While the coronavirus has wreaked havoc on our daily lives, it has opened the door to some better deals. You may be able to grab discounted prices from an owner selling secondhand or from a dealer who has too much stock and wants to unload last year’s model.
Car buyers may be able to land special financing terms, such as 0% interest or deferred payments. Some dealerships are offering payment assistance if you have lost your job or need assistance in paying your car payment.
When Is The Biggest Holiday Car Sale?
Holiday promotions give you the best cost savings, especially around Thanksgiving, Christmas, and New Years Day. You can also find promotional pricing during three day weekends like holidays around Memorial Day, the 4th of July, and Labor Day.
If you are experiencing financial hardship or don’t need a brand new car, don’t lock yourself into a payment plan you can’t afford.
Can I Negotiate A Better Purchase Price?

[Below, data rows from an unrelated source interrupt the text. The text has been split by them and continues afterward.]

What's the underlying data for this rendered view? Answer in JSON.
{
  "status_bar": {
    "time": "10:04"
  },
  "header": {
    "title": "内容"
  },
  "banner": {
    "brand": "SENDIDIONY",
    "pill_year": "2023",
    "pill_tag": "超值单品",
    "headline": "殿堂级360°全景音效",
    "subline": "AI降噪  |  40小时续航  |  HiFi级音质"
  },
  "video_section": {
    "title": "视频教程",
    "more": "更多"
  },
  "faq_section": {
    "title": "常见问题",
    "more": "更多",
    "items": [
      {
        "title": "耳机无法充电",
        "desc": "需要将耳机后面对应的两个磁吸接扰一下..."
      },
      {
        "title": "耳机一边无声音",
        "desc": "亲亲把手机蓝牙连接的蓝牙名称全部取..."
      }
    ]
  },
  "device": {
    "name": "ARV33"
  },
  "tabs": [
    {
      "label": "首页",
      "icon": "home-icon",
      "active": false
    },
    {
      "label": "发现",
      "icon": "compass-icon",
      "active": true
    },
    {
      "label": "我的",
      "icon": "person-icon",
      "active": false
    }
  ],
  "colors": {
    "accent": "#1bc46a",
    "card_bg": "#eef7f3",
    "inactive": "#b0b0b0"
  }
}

Buying a car is a significant investment. So why pay more than you need to? You have nothing to lose by asking for a discount, and there’s usually some room for improvement. Even if you negotiate perks like a year’s worth of oil changes, a few benefits are better than none. If you don’t ask, there’s a good chance you’ll be paying the MSRP sticker price.
Should I Wait To Buy Until My Credit Improves?
Buying a car usually requires taking out a loan. If you are in desperate need of a car and can’t wait, check with a credit union. They offer lower interest rates on car loans for their members. You may also qualify for financing through the car dealership, but keep in mind that their rates may be higher.
The amount of money you need for car payments changes depending on your credit score. If you have bad credit or no credit history, it takes time to build a credit score. MoneyLion’s Credit Builder Membership is a full-featured membership designed to help you work on your credit for just $19.99 a month.
As part of the membership, you can qualify for a loan of up to $1,000. Not only do you get a small loan, but your credit can improve as you make monthly payments on time. MoneyLion reports timely payments to all three credit bureaus. In fact, 70% of borrowers under this plan report a 60-point bump in their score in the first 60 days. Boosting your credit before buying a car saves money on interest rates, keeping more cash in your pocket over the long run.
Keep It Real
Be realistic about your spending before you buy, because cars are expensive. Take a good look at your finances to figure out what you can afford and make sure to give the Aqqru car calculator to get a real view on if you are ready to make this big purchase.
If you can’t fit the monthly payment into your budget, you may need to choose a cheaper car or wait.
If you can’t afford the car of your dreams now, get ready for the purchase by putting your finances in order. Pay down debt, save up money for a down payment, and work on improving your credit score in the meantime. Take the time to set yourself up financially and before you know it, you’ll be able to afford that new car.
Raise your Credit Score to Buy your New Car
Car prices are often the lowest year-end around major holidays, which means January isn’t the best time to buy. Picking out the best time to buy a car isn’t nearly as important as being able to qualify for a car loan. Negotiating your car price is always possible, but having a good credit score also keeps your costs down. Not only do you save money on interest, but it’s easier to get financing from many sources and compare deals.
Even if your credit score is in trouble, you can always work toward improving your score. Our Credit Builder Loan helps try to repair credit and raise your score.
Get started today with MoneyLion in five easy steps.